Durga Puja may remain low-key this year: No pandals, cultural programmes
Despite the Centre relaxing limits on religious and cultural gatherings in its latest reopening plan on Wednesday, several Durga Puja committees in Delhi said they have decided to tone down festivities this year for fear of the spread of Covid-19. Organisers said they will do away with pandals, cultural programmes, and the worship of large idols this year.
“It would be immensely risky to organise a community Durga Puja this year. First, there is the general risk of transmission. Second, visitors will not be allowed to be frisked while entering the venue, adding to a security risk. Third, if Covid-19 cases surface, the venue will have to be sealed under the current protocols,” said Debashis Saha, chief coordinator of the Durga Puja Samiti at Matri Mandir in south Delhi’s Safdarjung Enclave.
Saha said there will be no idols this year, no cultural programme, gatherings for reading the shlokas (popularly known as anjali), decorated pandals and bhog (food offerings to the deity distributed among devotees).
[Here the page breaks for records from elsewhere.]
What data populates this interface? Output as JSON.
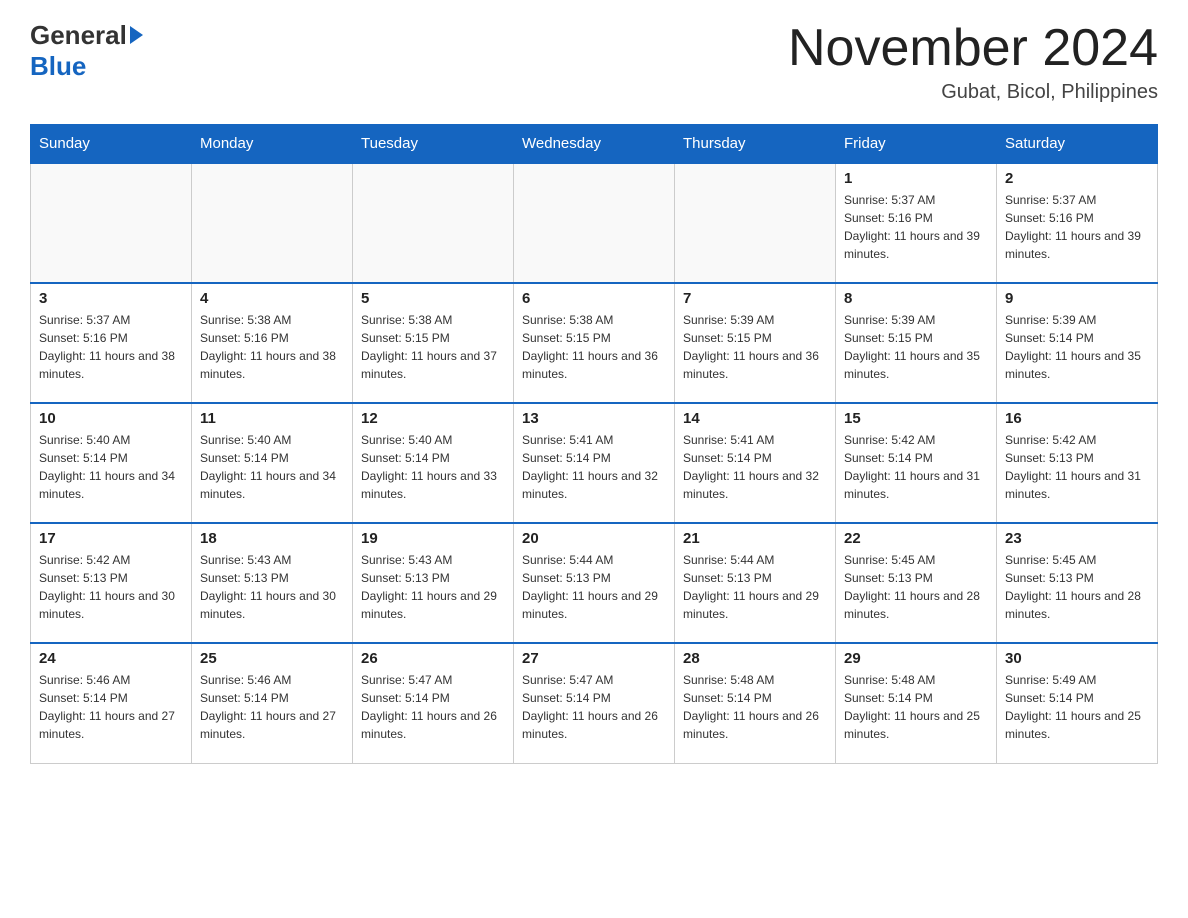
{
  "header": {
    "logo_general": "General",
    "logo_blue": "Blue",
    "month_year": "November 2024",
    "location": "Gubat, Bicol, Philippines"
  },
  "weekdays": [
    "Sunday",
    "Monday",
    "Tuesday",
    "Wednesday",
    "Thursday",
    "Friday",
    "Saturday"
  ],
  "weeks": [
    [
      {
        "day": "",
        "sunrise": "",
        "sunset": "",
        "daylight": ""
      },
      {
        "day": "",
        "sunrise": "",
        "sunset": "",
        "daylight": ""
      },
      {
        "day": "",
        "sunrise": "",
        "sunset": "",
        "daylight": ""
      },
      {
        "day": "",
        "sunrise": "",
        "sunset": "",
        "daylight": ""
      },
      {
        "day": "",
        "sunrise": "",
        "sunset": "",
        "daylight": ""
      },
      {
        "day": "1",
        "sunrise": "Sunrise: 5:37 AM",
        "sunset": "Sunset: 5:16 PM",
        "daylight": "Daylight: 11 hours and 39 minutes."
      },
      {
        "day": "2",
        "sunrise": "Sunrise: 5:37 AM",
        "sunset": "Sunset: 5:16 PM",
        "daylight": "Daylight: 11 hours and 39 minutes."
      }
    ],
    [
      {
        "day": "3",
        "sunrise": "Sunrise: 5:37 AM",
        "sunset": "Sunset: 5:16 PM",
        "daylight": "Daylight: 11 hours and 38 minutes."
      },
      {
        "day": "4",
        "sunrise": "Sunrise: 5:38 AM",
        "sunset": "Sunset: 5:16 PM",
        "daylight": "Daylight: 11 hours and 38 minutes."
      },
      {
        "day": "5",
        "sunrise": "Sunrise: 5:38 AM",
        "sunset": "Sunset: 5:15 PM",
        "daylight": "Daylight: 11 hours and 37 minutes."
      },
      {
        "day": "6",
        "sunrise": "Sunrise: 5:38 AM",
        "sunset": "Sunset: 5:15 PM",
        "daylight": "Daylight: 11 hours and 36 minutes."
      },
      {
        "day": "7",
        "sunrise": "Sunrise: 5:39 AM",
        "sunset": "Sunset: 5:15 PM",
        "daylight": "Daylight: 11 hours and 36 minutes."
      },
      {
        "day": "8",
        "sunrise": "Sunrise: 5:39 AM",
        "sunset": "Sunset: 5:15 PM",
        "daylight": "Daylight: 11 hours and 35 minutes."
      },
      {
        "day": "9",
        "sunrise": "Sunrise: 5:39 AM",
        "sunset": "Sunset: 5:14 PM",
        "daylight": "Daylight: 11 hours and 35 minutes."
      }
    ],
    [
      {
        "day": "10",
        "sunrise": "Sunrise: 5:40 AM",
        "sunset": "Sunset: 5:14 PM",
        "daylight": "Daylight: 11 hours and 34 minutes."
      },
      {
        "day": "11",
        "sunrise": "Sunrise: 5:40 AM",
        "sunset": "Sunset: 5:14 PM",
        "daylight": "Daylight: 11 hours and 34 minutes."
      },
      {
        "day": "12",
        "sunrise": "Sunrise: 5:40 AM",
        "sunset": "Sunset: 5:14 PM",
        "daylight": "Daylight: 11 hours and 33 minutes."
      },
      {
        "day": "13",
        "sunrise": "Sunrise: 5:41 AM",
        "sunset": "Sunset: 5:14 PM",
        "daylight": "Daylight: 11 hours and 32 minutes."
      },
      {
        "day": "14",
        "sunrise": "Sunrise: 5:41 AM",
        "sunset": "Sunset: 5:14 PM",
        "daylight": "Daylight: 11 hours and 32 minutes."
      },
      {
        "day": "15",
        "sunrise": "Sunrise: 5:42 AM",
        "sunset": "Sunset: 5:14 PM",
        "daylight": "Daylight: 11 hours and 31 minutes."
      },
      {
        "day": "16",
        "sunrise": "Sunrise: 5:42 AM",
        "sunset": "Sunset: 5:13 PM",
        "daylight": "Daylight: 11 hours and 31 minutes."
      }
    ],
    [
      {
        "day": "17",
        "sunrise": "Sunrise: 5:42 AM",
        "sunset": "Sunset: 5:13 PM",
        "daylight": "Daylight: 11 hours and 30 minutes."
      },
      {
        "day": "18",
        "sunrise": "Sunrise: 5:43 AM",
        "sunset": "Sunset: 5:13 PM",
        "daylight": "Daylight: 11 hours and 30 minutes."
      },
      {
        "day": "19",
        "sunrise": "Sunrise: 5:43 AM",
        "sunset": "Sunset: 5:13 PM",
        "daylight": "Daylight: 11 hours and 29 minutes."
      },
      {
        "day": "20",
        "sunrise": "Sunrise: 5:44 AM",
        "sunset": "Sunset: 5:13 PM",
        "daylight": "Daylight: 11 hours and 29 minutes."
      },
      {
        "day": "21",
        "sunrise": "Sunrise: 5:44 AM",
        "sunset": "Sunset: 5:13 PM",
        "daylight": "Daylight: 11 hours and 29 minutes."
      },
      {
        "day": "22",
        "sunrise": "Sunrise: 5:45 AM",
        "sunset": "Sunset: 5:13 PM",
        "daylight": "Daylight: 11 hours and 28 minutes."
      },
      {
        "day": "23",
        "sunrise": "Sunrise: 5:45 AM",
        "sunset": "Sunset: 5:13 PM",
        "daylight": "Daylight: 11 hours and 28 minutes."
      }
    ],
    [
      {
        "day": "24",
        "sunrise": "Sunrise: 5:46 AM",
        "sunset": "Sunset: 5:14 PM",
        "daylight": "Daylight: 11 hours and 27 minutes."
      },
      {
        "day": "25",
        "sunrise": "Sunrise: 5:46 AM",
        "sunset": "Sunset: 5:14 PM",
        "daylight": "Daylight: 11 hours and 27 minutes."
      },
      {
        "day": "26",
        "sunrise": "Sunrise: 5:47 AM",
        "sunset": "Sunset: 5:14 PM",
        "daylight": "Daylight: 11 hours and 26 minutes."
      },
      {
        "day": "27",
        "sunrise": "Sunrise: 5:47 AM",
        "sunset": "Sunset: 5:14 PM",
        "daylight": "Daylight: 11 hours and 26 minutes."
      },
      {
        "day": "28",
        "sunrise": "Sunrise: 5:48 AM",
        "sunset": "Sunset: 5:14 PM",
        "daylight": "Daylight: 11 hours and 26 minutes."
      },
      {
        "day": "29",
        "sunrise": "Sunrise: 5:48 AM",
        "sunset": "Sunset: 5:14 PM",
        "daylight": "Daylight: 11 hours and 25 minutes."
      },
      {
        "day": "30",
        "sunrise": "Sunrise: 5:49 AM",
        "sunset": "Sunset: 5:14 PM",
        "daylight": "Daylight: 11 hours and 25 minutes."
      }
    ]
  ]
}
Other organisers that have decided to cut down on the celebrations in a similar manner this year — and go only by the bare basics — include those in Kashmere Gate, the city’s oldest Durga Puja Samiti (committee), B-Block and Mela Ground in Chittaranjan Park, and Mayur Vihar Phase 1.
These are some of the prominent Durga Puja venues in Delhi, that witness around 500-odd community pandals each year.
Tamal Rakshit, executive committee member of the Durga Puja committee in Chittaranjan Park B-Block, said, “Community celebrations involve immense amount of risk for both the organisers and the devotees. No matter how much prepared the organisers are, the situation can get out of hand in multiple ways. We have to be scientific here. We have decided to keep the celebrations low-key with no idols and cultural programme.”
New guidelines on gathering
The central government’s guidelines relaxing Covid-19 restrictions, issued on Thursday, which removed the maximum limit on the size of religious and cultural gatherings in case of an open venue, could decide the future course of action.
For halls and closed venues, the maximum limit has been extended from 100 to 200 individuals.
The guidelines, however, are yet to be notified in the Capital by the Delhi Disaster Management Authority (DDMA). This essentially means any gathering beyond 50 individuals (as per the last notified guidelines) is still prohibited in Delhi.
The DDMA is chaired by Lieutenant Governor Anil Baijal. Chief minister Arvind Kejriwal is its vice-chairperson.
A senior official of the DDMA said organising Durga Puja would still require separate permission – to be cleared by police and sub-divisional magistrates. The matter is likely to be discussed by DDMA later this week.
“Even if the administration gives us permission in the days to come, there is hardly any time to prepare now. So, we are left with no option than to go ahead with celebrations without idols, pandals and cultural programmes. The rituals will be done on a smaller scale,” said Robin Bose, general secretary of the Durga Puja committee at north Delhi’s Kashmere Gate.
Preparations for the festival take anything between two and three months, several organisers said. They involve rounds of planning, getting sponsors, hiring idol-makers, which many organisers get from West Bengal.
Dr Jugal Kishore, head of community medicines department, Safdarjung Hospital, said: “At this point, people should prioritise social distancing above everything and anything. They should avoid gatherings and follow rituals at homes or indoors, without any community participation. It is for their safety.”